ACTION ITEM: All of the data, from the first line to the last, should be reproduced without alteration.

DATA LISTING:
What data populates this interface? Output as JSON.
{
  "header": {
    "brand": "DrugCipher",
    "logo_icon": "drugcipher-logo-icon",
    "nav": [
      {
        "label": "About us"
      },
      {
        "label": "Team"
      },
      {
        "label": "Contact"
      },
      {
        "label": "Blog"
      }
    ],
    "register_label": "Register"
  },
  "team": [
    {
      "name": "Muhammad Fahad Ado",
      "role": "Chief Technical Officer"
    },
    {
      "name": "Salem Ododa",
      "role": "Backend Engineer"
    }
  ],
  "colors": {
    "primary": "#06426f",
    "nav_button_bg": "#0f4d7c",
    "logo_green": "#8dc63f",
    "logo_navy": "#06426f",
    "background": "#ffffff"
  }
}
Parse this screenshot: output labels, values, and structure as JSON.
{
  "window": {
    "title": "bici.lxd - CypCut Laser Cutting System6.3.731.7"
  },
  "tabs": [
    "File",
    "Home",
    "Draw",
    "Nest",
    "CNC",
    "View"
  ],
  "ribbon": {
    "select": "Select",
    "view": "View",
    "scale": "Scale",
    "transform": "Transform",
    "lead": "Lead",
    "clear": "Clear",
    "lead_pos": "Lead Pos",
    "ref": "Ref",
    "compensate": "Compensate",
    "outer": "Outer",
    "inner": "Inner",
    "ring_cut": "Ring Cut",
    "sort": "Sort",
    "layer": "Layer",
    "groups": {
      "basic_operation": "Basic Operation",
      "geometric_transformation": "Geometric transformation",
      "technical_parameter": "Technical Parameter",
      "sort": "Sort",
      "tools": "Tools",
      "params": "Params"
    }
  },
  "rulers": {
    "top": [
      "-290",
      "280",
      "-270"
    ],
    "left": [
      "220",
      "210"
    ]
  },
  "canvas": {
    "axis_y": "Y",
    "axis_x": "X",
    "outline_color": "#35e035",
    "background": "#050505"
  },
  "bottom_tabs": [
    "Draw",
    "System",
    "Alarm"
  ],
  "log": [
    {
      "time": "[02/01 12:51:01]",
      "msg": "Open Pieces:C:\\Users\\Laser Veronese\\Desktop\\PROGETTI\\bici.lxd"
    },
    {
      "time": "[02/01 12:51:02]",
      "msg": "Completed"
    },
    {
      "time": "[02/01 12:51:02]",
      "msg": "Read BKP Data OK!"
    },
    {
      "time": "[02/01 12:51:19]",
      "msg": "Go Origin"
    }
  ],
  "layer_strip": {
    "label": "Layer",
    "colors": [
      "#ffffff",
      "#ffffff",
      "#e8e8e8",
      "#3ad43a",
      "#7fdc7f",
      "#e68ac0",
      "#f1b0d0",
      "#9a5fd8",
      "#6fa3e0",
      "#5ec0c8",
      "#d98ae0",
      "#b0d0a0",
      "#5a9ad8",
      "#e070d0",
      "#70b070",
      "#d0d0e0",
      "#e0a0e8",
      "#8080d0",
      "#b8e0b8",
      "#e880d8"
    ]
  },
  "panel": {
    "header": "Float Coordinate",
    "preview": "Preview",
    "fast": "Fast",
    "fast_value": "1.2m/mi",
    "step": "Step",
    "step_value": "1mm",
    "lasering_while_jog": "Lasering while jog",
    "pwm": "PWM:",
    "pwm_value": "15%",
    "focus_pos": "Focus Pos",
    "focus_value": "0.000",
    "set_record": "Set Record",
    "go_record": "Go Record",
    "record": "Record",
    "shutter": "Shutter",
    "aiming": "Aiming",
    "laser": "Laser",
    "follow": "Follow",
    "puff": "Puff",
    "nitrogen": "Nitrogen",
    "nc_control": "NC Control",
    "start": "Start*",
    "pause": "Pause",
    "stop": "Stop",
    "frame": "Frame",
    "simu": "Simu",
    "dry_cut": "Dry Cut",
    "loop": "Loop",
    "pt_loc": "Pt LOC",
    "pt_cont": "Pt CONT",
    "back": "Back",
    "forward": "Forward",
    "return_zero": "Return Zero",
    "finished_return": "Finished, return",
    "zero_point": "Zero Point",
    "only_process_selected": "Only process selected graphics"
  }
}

ANSWER AREA:
What data populates this interface? Output as JSON.
{
  "header": {
    "brand": "DrugCipher",
    "logo_icon": "drugcipher-logo-icon",
    "nav": [
      {
        "label": "About us"
      },
      {
        "label": "Team"
      },
      {
        "label": "Contact"
      },
      {
        "label": "Blog"
      }
    ],
    "register_label": "Register"
  },
  "team": [
    {
      "name": "Muhammad Fahad Ado",
      "role": "Chief Technical Officer"
    },
    {
      "name": "Salem Ododa",
      "role": "Backend Engineer"
    }
  ],
  "colors": {
    "primary": "#06426f",
    "nav_button_bg": "#0f4d7c",
    "logo_green": "#8dc63f",
    "logo_navy": "#06426f",
    "background": "#ffffff"
  }
}
Parse this screenshot: output labels, values, and structure as JSON.
{
  "window": {
    "title": "bici.lxd - CypCut Laser Cutting System6.3.731.7"
  },
  "tabs": [
    "File",
    "Home",
    "Draw",
    "Nest",
    "CNC",
    "View"
  ],
  "ribbon": {
    "select": "Select",
    "view": "View",
    "scale": "Scale",
    "transform": "Transform",
    "lead": "Lead",
    "clear": "Clear",
    "lead_pos": "Lead Pos",
    "ref": "Ref",
    "compensate": "Compensate",
    "outer": "Outer",
    "inner": "Inner",
    "ring_cut": "Ring Cut",
    "sort": "Sort",
    "layer": "Layer",
    "groups": {
      "basic_operation": "Basic Operation",
      "geometric_transformation": "Geometric transformation",
      "technical_parameter": "Technical Parameter",
      "sort": "Sort",
      "tools": "Tools",
      "params": "Params"
    }
  },
  "rulers": {
    "top": [
      "-290",
      "280",
      "-270"
    ],
    "left": [
      "220",
      "210"
    ]
  },
  "canvas": {
    "axis_y": "Y",
    "axis_x": "X",
    "outline_color": "#35e035",
    "background": "#050505"
  },
  "bottom_tabs": [
    "Draw",
    "System",
    "Alarm"
  ],
  "log": [
    {
      "time": "[02/01 12:51:01]",
      "msg": "Open Pieces:C:\\Users\\Laser Veronese\\Desktop\\PROGETTI\\bici.lxd"
    },
    {
      "time": "[02/01 12:51:02]",
      "msg": "Completed"
    },
    {
      "time": "[02/01 12:51:02]",
      "msg": "Read BKP Data OK!"
    },
    {
      "time": "[02/01 12:51:19]",
      "msg": "Go Origin"
    }
  ],
  "layer_strip": {
    "label": "Layer",
    "colors": [
      "#ffffff",
      "#ffffff",
      "#e8e8e8",
      "#3ad43a",
      "#7fdc7f",
      "#e68ac0",
      "#f1b0d0",
      "#9a5fd8",
      "#6fa3e0",
      "#5ec0c8",
      "#d98ae0",
      "#b0d0a0",
      "#5a9ad8",
      "#e070d0",
      "#70b070",
      "#d0d0e0",
      "#e0a0e8",
      "#8080d0",
      "#b8e0b8",
      "#e880d8"
    ]
  },
  "panel": {
    "header": "Float Coordinate",
    "preview": "Preview",
    "fast": "Fast",
    "fast_value": "1.2m/mi",
    "step": "Step",
    "step_value": "1mm",
    "lasering_while_jog": "Lasering while jog",
    "pwm": "PWM:",
    "pwm_value": "15%",
    "focus_pos": "Focus Pos",
    "focus_value": "0.000",
    "set_record": "Set Record",
    "go_record": "Go Record",
    "record": "Record",
    "shutter": "Shutter",
    "aiming": "Aiming",
    "laser": "Laser",
    "follow": "Follow",
    "puff": "Puff",
    "nitrogen": "Nitrogen",
    "nc_control": "NC Control",
    "start": "Start*",
    "pause": "Pause",
    "stop": "Stop",
    "frame": "Frame",
    "simu": "Simu",
    "dry_cut": "Dry Cut",
    "loop": "Loop",
    "pt_loc": "Pt LOC",
    "pt_cont": "Pt CONT",
    "back": "Back",
    "forward": "Forward",
    "return_zero": "Return Zero",
    "finished_return": "Finished, return",
    "zero_point": "Zero Point",
    "only_process_selected": "Only process selected graphics"
  }
}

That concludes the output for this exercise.